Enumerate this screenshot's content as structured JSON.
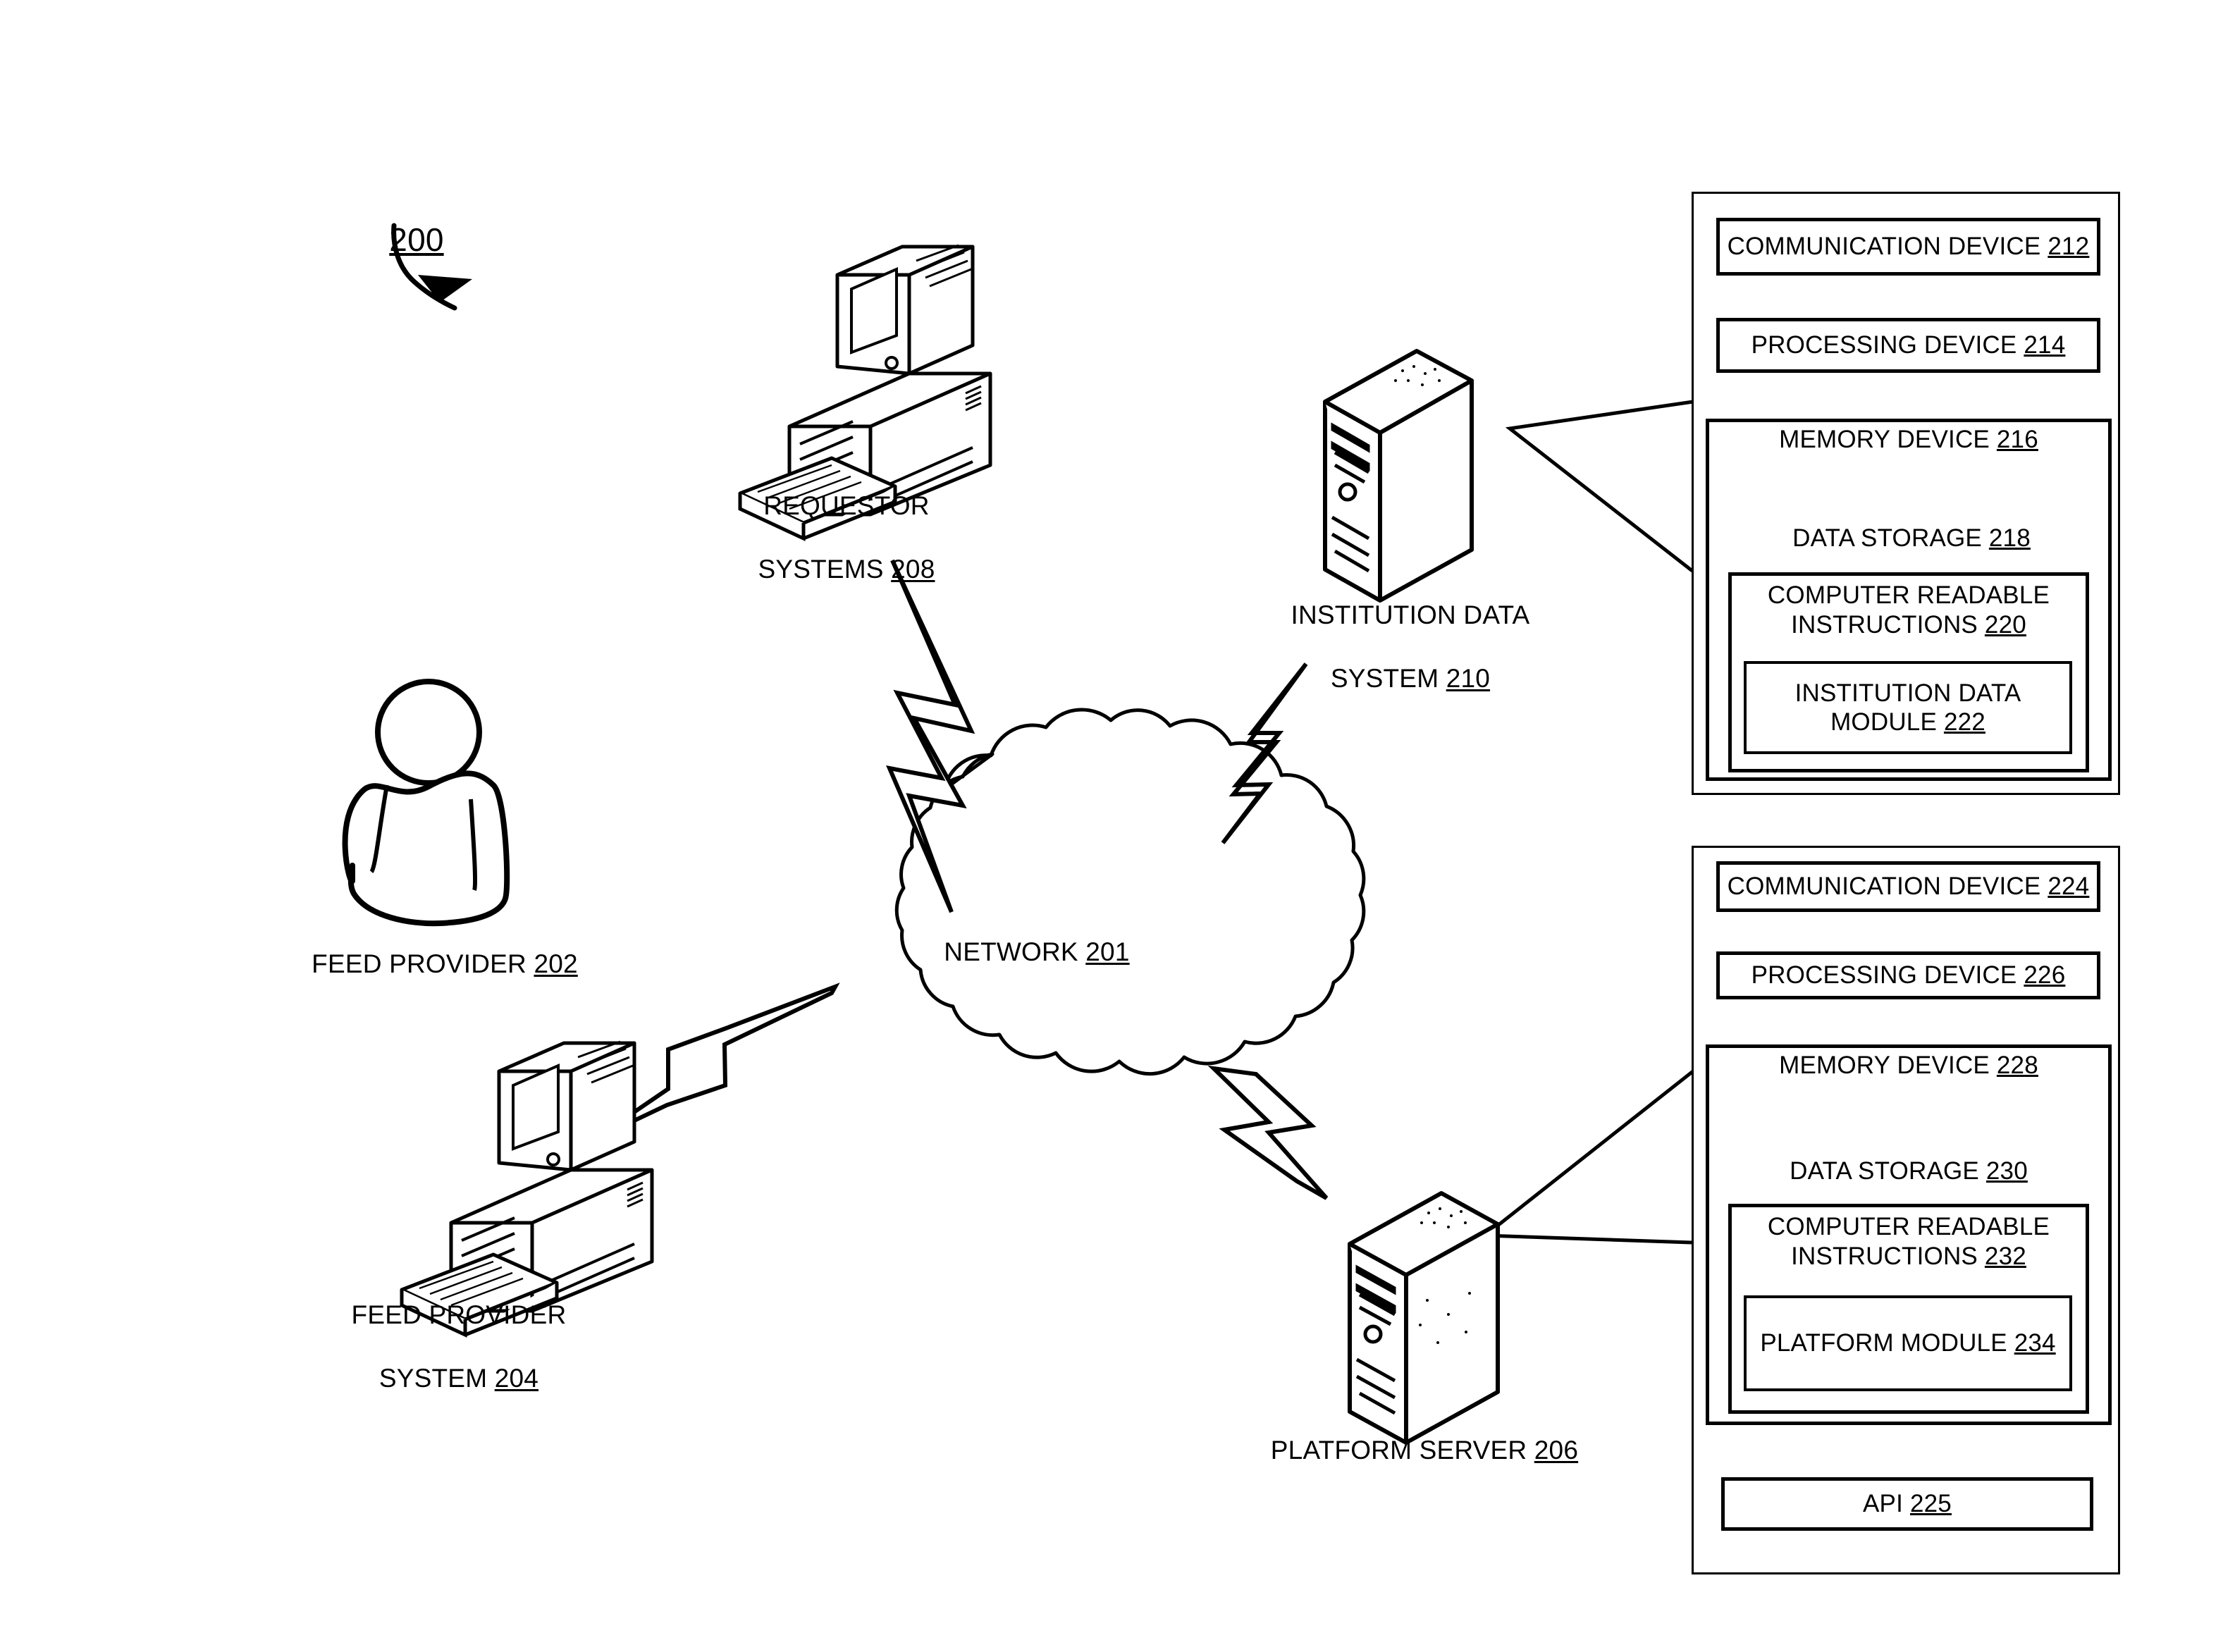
{
  "figure": {
    "reference_numeral": "200",
    "network": {
      "label": "NETWORK ",
      "ref": "201"
    },
    "nodes": [
      {
        "name": "feed-provider",
        "line1": "FEED PROVIDER ",
        "line2": "",
        "ref": "202"
      },
      {
        "name": "feed-provider-system",
        "line1": "FEED PROVIDER",
        "line2": "SYSTEM ",
        "ref": "204"
      },
      {
        "name": "requestor-systems",
        "line1": "REQUESTOR",
        "line2": "SYSTEMS ",
        "ref": "208"
      },
      {
        "name": "institution-data-system",
        "line1": "INSTITUTION DATA",
        "line2": "SYSTEM ",
        "ref": "210"
      },
      {
        "name": "platform-server",
        "line1": "PLATFORM SERVER ",
        "line2": "",
        "ref": "206"
      }
    ]
  },
  "institution_panel": {
    "communication_device": {
      "text": "COMMUNICATION DEVICE ",
      "ref": "212"
    },
    "processing_device": {
      "text": "PROCESSING DEVICE ",
      "ref": "214"
    },
    "memory_device": {
      "text": "MEMORY DEVICE ",
      "ref": "216"
    },
    "data_storage": {
      "text": "DATA STORAGE ",
      "ref": "218"
    },
    "computer_readable_instructions": {
      "line1": "COMPUTER READABLE",
      "line2": "INSTRUCTIONS ",
      "ref": "220"
    },
    "module": {
      "line1": "INSTITUTION DATA",
      "line2": "MODULE ",
      "ref": "222"
    }
  },
  "platform_panel": {
    "communication_device": {
      "text": "COMMUNICATION DEVICE ",
      "ref": "224"
    },
    "processing_device": {
      "text": "PROCESSING DEVICE ",
      "ref": "226"
    },
    "memory_device": {
      "text": "MEMORY DEVICE ",
      "ref": "228"
    },
    "data_storage": {
      "text": "DATA STORAGE ",
      "ref": "230"
    },
    "computer_readable_instructions": {
      "line1": "COMPUTER READABLE",
      "line2": "INSTRUCTIONS ",
      "ref": "232"
    },
    "module": {
      "text": "PLATFORM MODULE ",
      "ref": "234"
    },
    "api": {
      "text": "API ",
      "ref": "225"
    }
  },
  "colors": {
    "ink": "#000000",
    "paper": "#ffffff"
  }
}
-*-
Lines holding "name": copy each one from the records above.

        "name": "feed-provider",
        "name": "feed-provider-system",
        "name": "requestor-systems",
        "name": "institution-data-system",
        "name": "platform-server",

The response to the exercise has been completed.